Last month’s Middleweight clash between Gabriel Rosado and Brian Vera may have been overlooked by the majority of fans, but its significance to the future of boxing should not be, as it heralded the arrival into the mainstream of BKB, Big Knockout Boxing. The bout took place not in a traditional boxing ring but in ‘The Pit’, a 17 foot diameter circular arena without any ropes or cage favored by other contact sports. With Championship fights taking place over seven, two minute rounds and under a new rules system designed to encourage more action and excitement, the main event did not disappoint. Rosado put on a magnificent display of controlled aggression eventually knocking out Vera with seconds to go at the end of the sixth round.
With the sport still in its infancy, Big Knockout Boxing will undoubtedly have many detractors quick to brand it as simplistic violence for uneducated boxing fans. Purists will decry it as a blasphemy against traditional boxing as it negates many of the defensive skills of their idols. But boxing fans should not overlook the interest BKB promises to bring to a sport that has seen better days. Whilst I understand the feelings many have about traditional notions of the ‘Sweet science’, fans have grown frustrated at being asked to pay top dollar to watch boring fights and have expressed a desire for change. Change that forces fighters to engage more and not simply run or hold. Change that encourages fighters to win decisively by knockout rather than relying on the judges’ scorecards. And change that will provide the excitement and drama necessary to attract new fans the sport. Casual fans and TV audiences simply do not want to watch two ‘Scientists’ run, hold or jab their way through twelve rounds of tedium refereed by a United Nations Peace keeper!

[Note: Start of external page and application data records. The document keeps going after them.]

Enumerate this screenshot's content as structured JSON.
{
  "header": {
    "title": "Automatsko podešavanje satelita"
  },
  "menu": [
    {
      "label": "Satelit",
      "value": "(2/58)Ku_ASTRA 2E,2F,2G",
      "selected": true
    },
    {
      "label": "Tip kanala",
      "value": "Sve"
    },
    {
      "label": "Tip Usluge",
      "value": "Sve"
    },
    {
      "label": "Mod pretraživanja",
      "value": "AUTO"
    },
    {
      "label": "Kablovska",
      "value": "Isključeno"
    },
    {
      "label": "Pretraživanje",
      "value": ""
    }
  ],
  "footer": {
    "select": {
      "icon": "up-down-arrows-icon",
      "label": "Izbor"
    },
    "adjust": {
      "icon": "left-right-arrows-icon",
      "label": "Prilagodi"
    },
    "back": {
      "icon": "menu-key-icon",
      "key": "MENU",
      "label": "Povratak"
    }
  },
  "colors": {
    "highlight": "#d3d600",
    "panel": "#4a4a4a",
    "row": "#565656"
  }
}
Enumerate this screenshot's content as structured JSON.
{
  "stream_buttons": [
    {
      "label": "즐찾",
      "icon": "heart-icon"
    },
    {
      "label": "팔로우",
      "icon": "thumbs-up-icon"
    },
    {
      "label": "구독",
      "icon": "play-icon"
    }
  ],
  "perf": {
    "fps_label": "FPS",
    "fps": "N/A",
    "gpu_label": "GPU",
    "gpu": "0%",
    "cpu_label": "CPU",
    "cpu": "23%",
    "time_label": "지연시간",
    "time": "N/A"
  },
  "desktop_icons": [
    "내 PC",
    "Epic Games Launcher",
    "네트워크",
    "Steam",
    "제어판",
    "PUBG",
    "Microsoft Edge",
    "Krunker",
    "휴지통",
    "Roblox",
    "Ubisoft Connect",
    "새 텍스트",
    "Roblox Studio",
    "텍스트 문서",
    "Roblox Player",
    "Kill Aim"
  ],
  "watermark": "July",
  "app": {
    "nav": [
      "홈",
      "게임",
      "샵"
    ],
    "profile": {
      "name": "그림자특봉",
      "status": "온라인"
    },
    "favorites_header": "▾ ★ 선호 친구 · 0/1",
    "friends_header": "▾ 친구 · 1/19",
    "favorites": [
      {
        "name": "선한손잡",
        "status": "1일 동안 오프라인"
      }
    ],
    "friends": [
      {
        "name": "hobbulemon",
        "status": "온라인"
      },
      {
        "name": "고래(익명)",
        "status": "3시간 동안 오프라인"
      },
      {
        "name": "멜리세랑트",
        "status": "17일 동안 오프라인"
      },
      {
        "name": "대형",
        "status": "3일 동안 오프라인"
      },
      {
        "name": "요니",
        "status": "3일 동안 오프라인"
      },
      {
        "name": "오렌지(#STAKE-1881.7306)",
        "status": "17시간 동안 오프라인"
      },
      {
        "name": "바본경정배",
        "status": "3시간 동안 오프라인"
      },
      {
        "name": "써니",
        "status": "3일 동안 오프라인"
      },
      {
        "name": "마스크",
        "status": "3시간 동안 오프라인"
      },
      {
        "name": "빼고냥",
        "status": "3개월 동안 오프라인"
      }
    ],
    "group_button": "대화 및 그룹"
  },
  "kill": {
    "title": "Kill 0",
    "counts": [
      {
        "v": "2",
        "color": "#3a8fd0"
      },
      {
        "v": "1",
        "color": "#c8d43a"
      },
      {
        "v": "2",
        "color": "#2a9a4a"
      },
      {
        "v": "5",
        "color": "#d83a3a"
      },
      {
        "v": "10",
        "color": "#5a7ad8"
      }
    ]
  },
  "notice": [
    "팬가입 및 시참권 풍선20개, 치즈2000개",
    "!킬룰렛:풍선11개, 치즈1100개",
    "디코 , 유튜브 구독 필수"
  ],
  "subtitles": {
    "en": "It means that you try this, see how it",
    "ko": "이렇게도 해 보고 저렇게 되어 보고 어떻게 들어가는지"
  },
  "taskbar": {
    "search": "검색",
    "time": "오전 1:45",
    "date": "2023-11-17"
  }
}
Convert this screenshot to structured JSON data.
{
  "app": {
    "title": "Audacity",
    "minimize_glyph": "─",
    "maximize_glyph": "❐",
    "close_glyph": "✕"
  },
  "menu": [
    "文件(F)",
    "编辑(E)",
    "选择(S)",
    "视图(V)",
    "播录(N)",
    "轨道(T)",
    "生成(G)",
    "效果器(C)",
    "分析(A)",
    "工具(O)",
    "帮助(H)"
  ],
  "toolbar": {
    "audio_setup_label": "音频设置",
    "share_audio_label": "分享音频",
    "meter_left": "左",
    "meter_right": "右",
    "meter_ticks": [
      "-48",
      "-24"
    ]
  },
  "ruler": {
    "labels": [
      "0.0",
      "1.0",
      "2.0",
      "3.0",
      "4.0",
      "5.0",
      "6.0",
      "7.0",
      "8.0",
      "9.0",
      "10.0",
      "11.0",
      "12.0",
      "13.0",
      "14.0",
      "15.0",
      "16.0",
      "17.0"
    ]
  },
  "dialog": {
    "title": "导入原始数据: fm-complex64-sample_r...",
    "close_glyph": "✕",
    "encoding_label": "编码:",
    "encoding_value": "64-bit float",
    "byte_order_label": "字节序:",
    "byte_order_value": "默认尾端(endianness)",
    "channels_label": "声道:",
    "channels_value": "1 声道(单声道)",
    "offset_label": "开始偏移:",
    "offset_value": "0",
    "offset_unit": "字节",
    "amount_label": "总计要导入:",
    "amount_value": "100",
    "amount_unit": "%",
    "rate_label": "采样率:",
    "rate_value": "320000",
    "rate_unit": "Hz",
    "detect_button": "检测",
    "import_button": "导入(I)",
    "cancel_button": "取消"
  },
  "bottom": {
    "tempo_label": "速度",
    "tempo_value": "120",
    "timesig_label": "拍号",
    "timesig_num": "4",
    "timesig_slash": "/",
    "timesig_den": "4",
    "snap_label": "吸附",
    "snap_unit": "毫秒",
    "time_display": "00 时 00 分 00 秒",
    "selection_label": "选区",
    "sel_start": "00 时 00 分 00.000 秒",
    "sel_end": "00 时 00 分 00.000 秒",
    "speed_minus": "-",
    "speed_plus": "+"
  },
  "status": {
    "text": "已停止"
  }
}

The August 16th event sent out a clear message to promoters and the mainstream boxing establishment that it is time to start listening to the fans. While other sports have adapted to move with the times, Boxing has fractured into multiple Championships, rival promotional companies, and competing television networks unwilling to work together for the benefit of the sport. This has contributed to the growth of rival sports such as MMA that have slowly been eroding boxing’s fan base and significance in the media, particularly in the United States. Although many don’t regard these alternatives as a threat to the current health of boxing, the landscape is sure to look less rosy in the not too distant future. After boxing’s biggest stars such as Floyd Mayweather, Manny Pacquiao and Wladamir Klitschko soon retire, their successors will struggle to generate the same level of interest amongst casual sports fans responsible for high PPV numbers and even higher paychecks.
I am not suggesting that ‘The Pit’ will overtake the traditional boxing ring and Marquess of Queensberry rules any time soon. But the fact that a viable alternative is now in place will force promoters to look more closely at their product and ask themselves if they are giving the fans the action and fights they deserve. The rule changes in BKB will appeal to many fans who want to see fighters slug it out at close quarters without rolling around on the floor like a couple of mating tarantulas as they do in MMA. Big Knockout Boxing also makes the possibility of potentially huge crossover fights between elite boxers and UFC stars far more viable as it negates many of the advantages held by either discipline. A Heavyweight bout between Wladimir Klitschko and current UFC Champion Cain Velasquez or even a rematch between James Toney and Randy Couture would both be mouth watering prospects. And if given the choice, who wouldn’t want to see Mayweather vs Maidana 2 take place in ‘The Pit’ rather than a traditional boxing ring? You might assume it would favor the more aggressive style of ‘El Chino’ as he could close down the distance easier and overwhelm Floyd with pressure. On the other hand it could force Mayweather to demonstrate his superior boxing skills and take Marcos out in clinical fashion before he built up any momentum.
Whatever the future holds, the arrival on the scene of BKB is a symptom of the current malaise and fractured landscape of boxing. Many fans are unhappy with the current product on offer and if changes are not forthcoming from within, then they will inevitably come from outside. BKB is an exciting new alternative that I’m sure you will be hearing a lot more about in the months and years ahead.